It quickly became apparent that the author knew her way around a boat. I know nothing about the sea or manning a ship, but the way Young described it seemed masterful. The world she built for her character Fable is just as immersive. Every island was distinct, as were the cultures of the people therein.
Admittedly, I struggled to connect with many of the characters in the beginning, although I believe that was intentional. They were guarded around the main character, and with the story set within the first person the ability to get to know them was limited to the protagonist’s point of view. It wasn’t until about 200 pages in that the personalities of the crew she spent her time with began to develop more, as did the action. But it was worth the wait.
While the plot and dialogue were predictable in many ways, I found the book to be a worthwhile adventure with a cliffhanger that left tantalizing questions only the next book can satiate. The protagonist is likable, resourceful, and brave.
However, Saint was my favorite character. Although mysterious and detached, he felt the most complex – and the most developed. Of all the characters, I felt the most empathy for him, even if I didn’t agree with many of his decisions. I think he did the best he could in the circumstances presented to him, and the last scene between him and Fable was touching.
All in all, I enjoyed the book.
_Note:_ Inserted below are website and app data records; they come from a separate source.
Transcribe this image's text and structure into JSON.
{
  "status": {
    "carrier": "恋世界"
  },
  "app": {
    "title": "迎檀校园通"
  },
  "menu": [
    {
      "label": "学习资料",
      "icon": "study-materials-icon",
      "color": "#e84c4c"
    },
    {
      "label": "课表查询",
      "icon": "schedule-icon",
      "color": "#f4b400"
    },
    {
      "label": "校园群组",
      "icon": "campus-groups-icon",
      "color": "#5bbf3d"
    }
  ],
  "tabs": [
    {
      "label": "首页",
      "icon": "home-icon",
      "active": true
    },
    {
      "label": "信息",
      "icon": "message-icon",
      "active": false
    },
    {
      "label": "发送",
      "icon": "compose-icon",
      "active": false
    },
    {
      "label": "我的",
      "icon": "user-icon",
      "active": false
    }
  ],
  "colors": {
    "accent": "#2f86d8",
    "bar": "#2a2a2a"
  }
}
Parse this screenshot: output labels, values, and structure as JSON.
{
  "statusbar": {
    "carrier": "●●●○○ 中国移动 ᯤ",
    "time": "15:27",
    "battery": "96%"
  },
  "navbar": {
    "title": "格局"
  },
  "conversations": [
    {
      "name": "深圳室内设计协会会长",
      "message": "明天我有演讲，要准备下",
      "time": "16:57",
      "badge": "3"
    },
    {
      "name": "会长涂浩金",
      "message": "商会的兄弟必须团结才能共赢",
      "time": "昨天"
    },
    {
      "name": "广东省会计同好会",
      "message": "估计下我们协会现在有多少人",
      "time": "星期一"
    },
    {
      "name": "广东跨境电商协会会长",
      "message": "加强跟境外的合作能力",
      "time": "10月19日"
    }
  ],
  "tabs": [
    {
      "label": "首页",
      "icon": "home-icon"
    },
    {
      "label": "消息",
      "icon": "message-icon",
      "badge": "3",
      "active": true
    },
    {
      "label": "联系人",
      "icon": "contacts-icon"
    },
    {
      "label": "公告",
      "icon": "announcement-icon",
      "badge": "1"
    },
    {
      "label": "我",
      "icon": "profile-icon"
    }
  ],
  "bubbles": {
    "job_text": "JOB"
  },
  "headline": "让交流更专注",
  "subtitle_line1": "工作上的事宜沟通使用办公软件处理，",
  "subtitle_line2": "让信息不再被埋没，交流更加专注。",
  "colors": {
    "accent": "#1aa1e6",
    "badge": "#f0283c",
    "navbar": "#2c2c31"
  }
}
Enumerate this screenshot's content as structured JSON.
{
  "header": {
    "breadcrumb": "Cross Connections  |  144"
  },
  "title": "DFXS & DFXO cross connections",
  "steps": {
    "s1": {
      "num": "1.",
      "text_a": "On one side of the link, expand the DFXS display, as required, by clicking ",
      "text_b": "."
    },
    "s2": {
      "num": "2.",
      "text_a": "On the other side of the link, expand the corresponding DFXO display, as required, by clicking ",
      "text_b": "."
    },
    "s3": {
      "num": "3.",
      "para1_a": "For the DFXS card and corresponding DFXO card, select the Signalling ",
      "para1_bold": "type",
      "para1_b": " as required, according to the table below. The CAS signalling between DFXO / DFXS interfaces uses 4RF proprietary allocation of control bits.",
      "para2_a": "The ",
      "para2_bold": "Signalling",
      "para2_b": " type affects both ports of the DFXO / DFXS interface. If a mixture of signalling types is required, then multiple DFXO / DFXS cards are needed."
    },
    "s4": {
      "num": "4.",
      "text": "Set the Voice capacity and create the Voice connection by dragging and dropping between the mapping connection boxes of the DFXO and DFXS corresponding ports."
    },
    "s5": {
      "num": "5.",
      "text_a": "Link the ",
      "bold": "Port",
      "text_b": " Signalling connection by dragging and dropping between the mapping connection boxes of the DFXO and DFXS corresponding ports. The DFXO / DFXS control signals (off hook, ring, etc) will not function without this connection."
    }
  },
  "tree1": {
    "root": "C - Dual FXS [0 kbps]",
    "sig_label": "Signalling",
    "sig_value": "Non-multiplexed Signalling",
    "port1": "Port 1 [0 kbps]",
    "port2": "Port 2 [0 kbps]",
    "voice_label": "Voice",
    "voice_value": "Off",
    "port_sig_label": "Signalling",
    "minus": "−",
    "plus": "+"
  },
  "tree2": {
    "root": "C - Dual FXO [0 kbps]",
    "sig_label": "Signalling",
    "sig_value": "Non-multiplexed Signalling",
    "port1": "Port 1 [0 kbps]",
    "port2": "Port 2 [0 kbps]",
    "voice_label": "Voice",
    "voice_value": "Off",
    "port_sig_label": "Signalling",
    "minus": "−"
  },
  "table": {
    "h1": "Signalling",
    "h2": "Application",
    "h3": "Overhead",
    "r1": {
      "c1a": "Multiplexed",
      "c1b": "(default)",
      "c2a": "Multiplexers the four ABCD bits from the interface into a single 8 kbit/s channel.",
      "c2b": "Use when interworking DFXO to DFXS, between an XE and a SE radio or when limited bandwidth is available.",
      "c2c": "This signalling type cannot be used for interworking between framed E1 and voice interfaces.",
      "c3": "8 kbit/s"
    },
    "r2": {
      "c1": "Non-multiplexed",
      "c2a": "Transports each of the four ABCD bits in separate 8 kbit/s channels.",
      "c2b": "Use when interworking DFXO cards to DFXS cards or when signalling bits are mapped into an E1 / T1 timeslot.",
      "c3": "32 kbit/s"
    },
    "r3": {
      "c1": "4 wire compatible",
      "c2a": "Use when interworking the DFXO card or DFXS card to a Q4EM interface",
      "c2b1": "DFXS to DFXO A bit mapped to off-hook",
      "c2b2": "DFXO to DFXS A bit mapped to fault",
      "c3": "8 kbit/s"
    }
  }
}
If you’re looking for a seafaring adventure, I recommend giving it a shot.